In a stirring and tearful eulogy for the late Sen. John McCain, Meghan McCain combined touching remembrances with several veiled and not-so-veiled of swipes at the president, whom her father insisted not be at the funeral.
“We gather, here, to mourn the passing of America’s greatest,” she said. “The real thing. Not cheap rhetoric from men who will never come near the sacrifice he gave so willingly, nor the opportunistic appropriation of those who lived lives of comfort and privilege while he suffered and served. He was a great fire who burned bright.”
Trump and Sen. McCain, who died on Aug. 25 after a battle with brain cancer, feuded very publicly, starting during the 2016 presidential election. At a 2015 event in Iowa, Trump said of McCain, a former POW, “He’s not a war hero ... He was a war hero because he was captured. I like people who weren’t captured.”
McCain would eventually be the decisive vote in the GOP’s desperate attempt to pass legislation to kill the Affordable Care Act, even further drawing the ire of the president.
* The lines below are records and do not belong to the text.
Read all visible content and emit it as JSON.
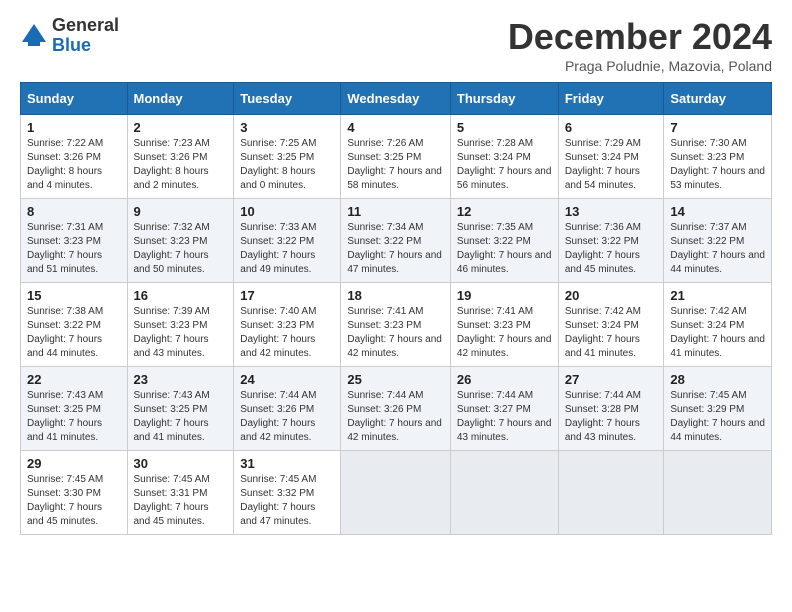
{
  "logo": {
    "general": "General",
    "blue": "Blue"
  },
  "title": "December 2024",
  "subtitle": "Praga Poludnie, Mazovia, Poland",
  "headers": [
    "Sunday",
    "Monday",
    "Tuesday",
    "Wednesday",
    "Thursday",
    "Friday",
    "Saturday"
  ],
  "weeks": [
    [
      {
        "day": "1",
        "sunrise": "7:22 AM",
        "sunset": "3:26 PM",
        "daylight": "8 hours and 4 minutes."
      },
      {
        "day": "2",
        "sunrise": "7:23 AM",
        "sunset": "3:26 PM",
        "daylight": "8 hours and 2 minutes."
      },
      {
        "day": "3",
        "sunrise": "7:25 AM",
        "sunset": "3:25 PM",
        "daylight": "8 hours and 0 minutes."
      },
      {
        "day": "4",
        "sunrise": "7:26 AM",
        "sunset": "3:25 PM",
        "daylight": "7 hours and 58 minutes."
      },
      {
        "day": "5",
        "sunrise": "7:28 AM",
        "sunset": "3:24 PM",
        "daylight": "7 hours and 56 minutes."
      },
      {
        "day": "6",
        "sunrise": "7:29 AM",
        "sunset": "3:24 PM",
        "daylight": "7 hours and 54 minutes."
      },
      {
        "day": "7",
        "sunrise": "7:30 AM",
        "sunset": "3:23 PM",
        "daylight": "7 hours and 53 minutes."
      }
    ],
    [
      {
        "day": "8",
        "sunrise": "7:31 AM",
        "sunset": "3:23 PM",
        "daylight": "7 hours and 51 minutes."
      },
      {
        "day": "9",
        "sunrise": "7:32 AM",
        "sunset": "3:23 PM",
        "daylight": "7 hours and 50 minutes."
      },
      {
        "day": "10",
        "sunrise": "7:33 AM",
        "sunset": "3:22 PM",
        "daylight": "7 hours and 49 minutes."
      },
      {
        "day": "11",
        "sunrise": "7:34 AM",
        "sunset": "3:22 PM",
        "daylight": "7 hours and 47 minutes."
      },
      {
        "day": "12",
        "sunrise": "7:35 AM",
        "sunset": "3:22 PM",
        "daylight": "7 hours and 46 minutes."
      },
      {
        "day": "13",
        "sunrise": "7:36 AM",
        "sunset": "3:22 PM",
        "daylight": "7 hours and 45 minutes."
      },
      {
        "day": "14",
        "sunrise": "7:37 AM",
        "sunset": "3:22 PM",
        "daylight": "7 hours and 44 minutes."
      }
    ],
    [
      {
        "day": "15",
        "sunrise": "7:38 AM",
        "sunset": "3:22 PM",
        "daylight": "7 hours and 44 minutes."
      },
      {
        "day": "16",
        "sunrise": "7:39 AM",
        "sunset": "3:23 PM",
        "daylight": "7 hours and 43 minutes."
      },
      {
        "day": "17",
        "sunrise": "7:40 AM",
        "sunset": "3:23 PM",
        "daylight": "7 hours and 42 minutes."
      },
      {
        "day": "18",
        "sunrise": "7:41 AM",
        "sunset": "3:23 PM",
        "daylight": "7 hours and 42 minutes."
      },
      {
        "day": "19",
        "sunrise": "7:41 AM",
        "sunset": "3:23 PM",
        "daylight": "7 hours and 42 minutes."
      },
      {
        "day": "20",
        "sunrise": "7:42 AM",
        "sunset": "3:24 PM",
        "daylight": "7 hours and 41 minutes."
      },
      {
        "day": "21",
        "sunrise": "7:42 AM",
        "sunset": "3:24 PM",
        "daylight": "7 hours and 41 minutes."
      }
    ],
    [
      {
        "day": "22",
        "sunrise": "7:43 AM",
        "sunset": "3:25 PM",
        "daylight": "7 hours and 41 minutes."
      },
      {
        "day": "23",
        "sunrise": "7:43 AM",
        "sunset": "3:25 PM",
        "daylight": "7 hours and 41 minutes."
      },
      {
        "day": "24",
        "sunrise": "7:44 AM",
        "sunset": "3:26 PM",
        "daylight": "7 hours and 42 minutes."
      },
      {
        "day": "25",
        "sunrise": "7:44 AM",
        "sunset": "3:26 PM",
        "daylight": "7 hours and 42 minutes."
      },
      {
        "day": "26",
        "sunrise": "7:44 AM",
        "sunset": "3:27 PM",
        "daylight": "7 hours and 43 minutes."
      },
      {
        "day": "27",
        "sunrise": "7:44 AM",
        "sunset": "3:28 PM",
        "daylight": "7 hours and 43 minutes."
      },
      {
        "day": "28",
        "sunrise": "7:45 AM",
        "sunset": "3:29 PM",
        "daylight": "7 hours and 44 minutes."
      }
    ],
    [
      {
        "day": "29",
        "sunrise": "7:45 AM",
        "sunset": "3:30 PM",
        "daylight": "7 hours and 45 minutes."
      },
      {
        "day": "30",
        "sunrise": "7:45 AM",
        "sunset": "3:31 PM",
        "daylight": "7 hours and 45 minutes."
      },
      {
        "day": "31",
        "sunrise": "7:45 AM",
        "sunset": "3:32 PM",
        "daylight": "7 hours and 47 minutes."
      },
      null,
      null,
      null,
      null
    ]
  ],
  "labels": {
    "sunrise": "Sunrise:",
    "sunset": "Sunset:",
    "daylight": "Daylight:"
  }
}
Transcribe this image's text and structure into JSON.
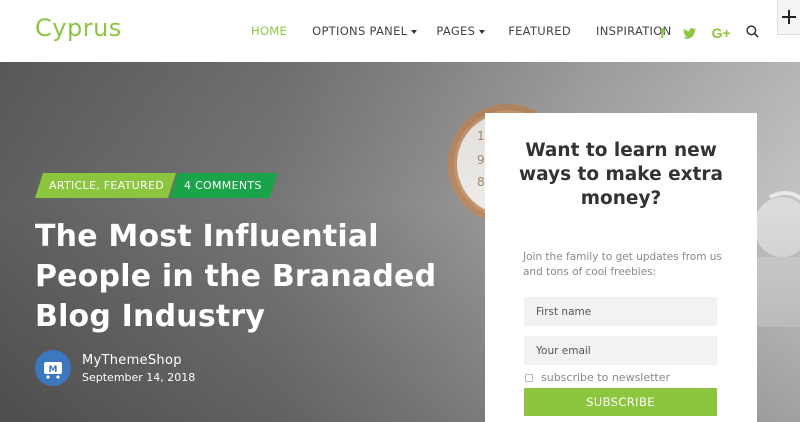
{
  "header": {
    "logo": "Cyprus",
    "nav": [
      {
        "label": "HOME",
        "active": true,
        "dropdown": false
      },
      {
        "label": "OPTIONS PANEL",
        "active": false,
        "dropdown": true
      },
      {
        "label": "PAGES",
        "active": false,
        "dropdown": true
      },
      {
        "label": "FEATURED",
        "active": false,
        "dropdown": false
      },
      {
        "label": "INSPIRATION",
        "active": false,
        "dropdown": false
      }
    ],
    "social": [
      {
        "icon": "facebook-icon",
        "glyph": "f"
      },
      {
        "icon": "twitter-icon",
        "glyph": "t"
      },
      {
        "icon": "google-plus-icon",
        "glyph": "G+"
      }
    ],
    "accent_color": "#8cc63f"
  },
  "hero": {
    "categories": "ARTICLE, FEATURED",
    "comments": "4 COMMENTS",
    "title": "The Most Influential People in the Branaded Blog Industry",
    "author_name": "MyThemeShop",
    "date": "September 14, 2018"
  },
  "newsletter": {
    "title": "Want to learn new ways to make extra money?",
    "description": "Join the family to get updates from us and tons of cool freebies:",
    "first_name_placeholder": "First name",
    "email_placeholder": "Your email",
    "checkbox_label": "subscribe to newsletter",
    "button_label": "SUBSCRIBE"
  }
}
Trump spent the funeral service tweeting about a range of topics, not mentioning McCain or the ceremony.
On Saturday, Meghan McCain referred to Trump’s often-repeated campaign slogan “Make America Great Again,” during her eulogy.
“America does not boast because she does not need to,” she said. “The America of John McCain does not need to be made great again, because America was always great.” The last line drew applause.
Her entire speech was a tribute to her father, whom she said was “a great man.”
“I am here before you today saying the words I have never wanted to say. Giving a speech I have never wanted to give. Feeling the loss I have never wanted to feel,” she said. “My father is gone. John Sidney McCain III was many things. He was a sailor. He was an aviator. He was a husband. He was a warrior. He was a prisoner, He was a hero. He was a congressman. He was a senator. He was a nominee for president of the United States. These are all the titles and the roles of a life that has been well lived.
“Those are not the greatest of his titles, nor the most important of his roles. He was a great man.”
McCain’s funeral, which came after he was rested in state in both Arizona and the U.S. Capitol, drew family, former presidents, political allies and rivals and celebrities to the National Cathedral in Washington, D.C. McCain planned his own funeral in what appeared to be a call for unity and respect in American politics. George W. Bush and Barack Obama, both of whom defeated McCain in his two runs for president, also delivered eulogies.